Williams said his client, who admits having sex with Walker, never sought publicity, and he denied reports that the couple made the allegations to help resolve money woes. The tort claim, a necessary precursor to a civil lawsuit, seeks $500,000 from the city. The Statesman generally does not name victims in cases that are sexual in nature.
The woman also exchanged sex-themed texts with Kightlinger, according to the ISP interviews, but Williams said she responded to those texts only because “she thought she was helping with an investigation” into Kightlinger’s behavior.
“The behavior of the officers was predatory in nature, both sexually and otherwise,” Williams said. He said the woman was vulnerable to the officers because her husband was jailed, her house was broken into repeatedly, and she had serious health and family issues.
MAYOR AND PROSECUTOR RESPOND
At the news conference, Williams criticized all of the agencies involved in the investigation. He said the ISP investigative report — released to the media last week with accounts of interviews with his client, both accused officers and Middleton’s police chief — is “weak” and should have included follow-up interviews with his client.
But he reserved his harshest remarks for Middleton Mayor Darin Taylor and prosecutor Emery.
Taylor granted several interviews with the media last week in which Williams said he “immediately began to blame the victim” and minimized the officers’ conduct, but Taylor denied both allegations.
“The city does not condone the officers’ conduct and realizes they crossed the line,” Taylor said Monday. “The city has apologized and desires to make it right with the people who are damaged.”
The mayor said the officers committed “true misconduct” but added the investigation showed that their actions “appear to be invited or enticed by the person making the allegations, and certainly consensual.”
Williams said he plans to file an additional tort claim against the city or amend the existing claim to address the mayor’s actions. He also plans to file a tort claim against Canyon County regarding handling of the domestic violence case and allegations against the Middleton officers. And he said he hopes to hear from other alleged victims of Middleton officers.
As for Emery, Williams said the prosecutor’s letter about his findings included misinformation, including identification of the arresting officer as a Canyon County sheriff’s deputy rather than a Middleton police officer and the assertion, based on the ISP interview with Middleton Chief Brian Zimmerman, that Walker and the woman had a sexual encounter earlier than the domestic incident that led to her husband’s arrest. Walker and the woman both said in their interviews that their first sexual encounter was after her husband’s arrest.

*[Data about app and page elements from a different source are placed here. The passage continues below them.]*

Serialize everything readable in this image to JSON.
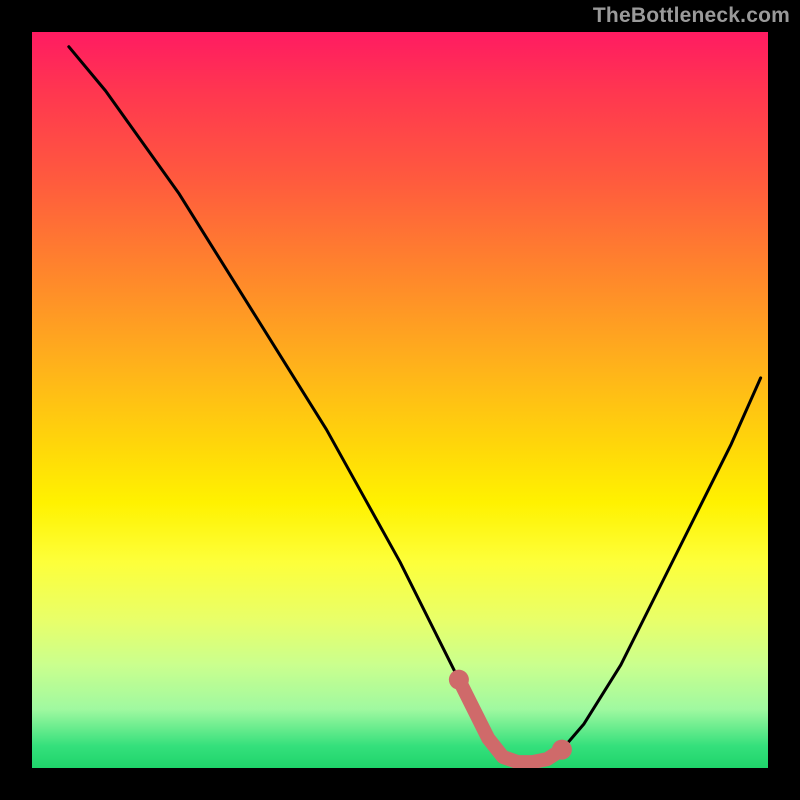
{
  "watermark": "TheBottleneck.com",
  "chart_data": {
    "type": "line",
    "title": "",
    "xlabel": "",
    "ylabel": "",
    "xlim": [
      0,
      100
    ],
    "ylim": [
      0,
      100
    ],
    "grid": false,
    "legend": false,
    "series": [
      {
        "name": "curve",
        "color": "#000000",
        "x": [
          5,
          10,
          15,
          20,
          25,
          30,
          35,
          40,
          45,
          50,
          55,
          58,
          60,
          62,
          64,
          66,
          68,
          70,
          72,
          75,
          80,
          85,
          90,
          95,
          99
        ],
        "y": [
          98,
          92,
          85,
          78,
          70,
          62,
          54,
          46,
          37,
          28,
          18,
          12,
          8,
          4,
          1.5,
          0.8,
          0.8,
          1.2,
          2.5,
          6,
          14,
          24,
          34,
          44,
          53
        ]
      },
      {
        "name": "highlight",
        "color": "#cf6a6a",
        "x": [
          58,
          60,
          62,
          64,
          66,
          68,
          70,
          72
        ],
        "y": [
          12,
          8,
          4,
          1.5,
          0.8,
          0.8,
          1.2,
          2.5
        ]
      }
    ],
    "highlight_endpoints": [
      {
        "x": 58,
        "y": 12
      },
      {
        "x": 72,
        "y": 2.5
      }
    ]
  }
}
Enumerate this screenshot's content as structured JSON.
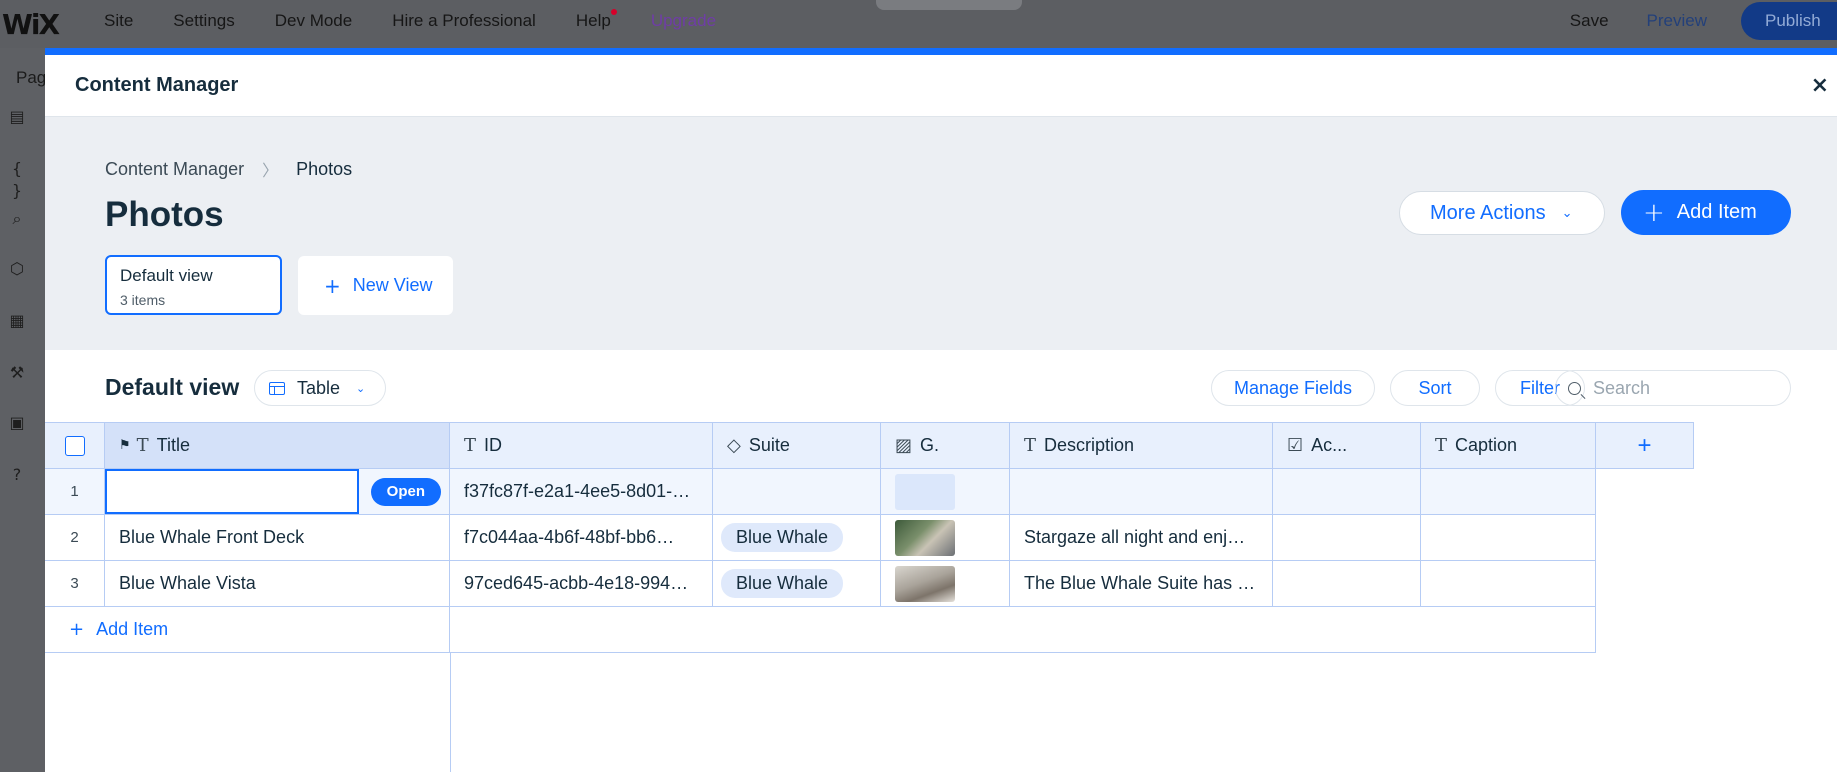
{
  "topbar": {
    "logo": "WiX",
    "menu": [
      "Site",
      "Settings",
      "Dev Mode",
      "Hire a Professional",
      "Help",
      "Upgrade"
    ],
    "save": "Save",
    "preview": "Preview",
    "publish": "Publish"
  },
  "rail": {
    "pages_label": "Pag",
    "icons": [
      "pages-icon",
      "code-icon",
      "search-icon",
      "cube-icon",
      "table-icon",
      "tools-icon",
      "apps-icon",
      "help-icon"
    ]
  },
  "modal": {
    "title": "Content Manager",
    "close": "×"
  },
  "breadcrumb": {
    "root": "Content Manager",
    "current": "Photos"
  },
  "page_title": "Photos",
  "actions": {
    "more_actions": "More Actions",
    "add_item": "Add Item"
  },
  "views": {
    "default_name": "Default view",
    "default_count": "3 items",
    "new_view": "New View"
  },
  "viewbar": {
    "title": "Default view",
    "layout": "Table",
    "manage_fields": "Manage Fields",
    "sort": "Sort",
    "filter": "Filter",
    "search_placeholder": "Search"
  },
  "table": {
    "columns": [
      "Title",
      "ID",
      "Suite",
      "G.",
      "Description",
      "Ac...",
      "Caption"
    ],
    "add_column": "+",
    "open_button": "Open",
    "rows": [
      {
        "num": "1",
        "title": "",
        "id": "f37fc87f-e2a1-4ee5-8d01-…",
        "suite": "",
        "description": "",
        "ac": "",
        "caption": ""
      },
      {
        "num": "2",
        "title": "Blue Whale Front Deck",
        "id": "f7c044aa-4b6f-48bf-bb6…",
        "suite": "Blue Whale",
        "description": "Stargaze all night and enj…",
        "ac": "",
        "caption": ""
      },
      {
        "num": "3",
        "title": "Blue Whale Vista",
        "id": "97ced645-acbb-4e18-994…",
        "suite": "Blue Whale",
        "description": "The Blue Whale Suite has …",
        "ac": "",
        "caption": ""
      }
    ],
    "add_item": "Add Item"
  },
  "colors": {
    "accent": "#116dff",
    "grid_line": "#b6ccf4",
    "header_bg": "#e8f0fd",
    "hero_bg": "#eceff3"
  }
}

Williams, who served two terms as Valley County prosecutor before going into private practice in 2013, said that information could have influenced Emery’s finding that no charges were called for, and he called the letter “a disgrace.”
“I think he’s a little off-base there,” Emery responded Monday evening, saying Williams has not seen his full report. A prosecutor for more than two decades, he stressed that his findings were necessarily focused on whether the officers’ actions were criminal, not the state of mind or motivation of the woman.
“We’re comparing apples and oranges here,” he said, adding that nothing in his report weighs in on whether there is a basis for a tort claim or, ultimately, a lawsuit against the city.
Williams denied allegations that his client came forward about the officers’ conduct as an attempt to gain leverage to reduce the charge against her husband. Instead, he said, she raised the allegations in an email to a Canyon County prosecutor because she was trying to get someone to look at the domestic violence incident accurately.
The husband was initially arrested on a felony charge of domestic battery in front of children, but after her email the case was conflicted out to the Ada County Prosecutor’s Office and the charge was reduced to misdemeanor battery. The husband pleaded guilty for a sentence of time already served.
The woman filed for divorce early this year but has since withdrawn that filing, Williams said.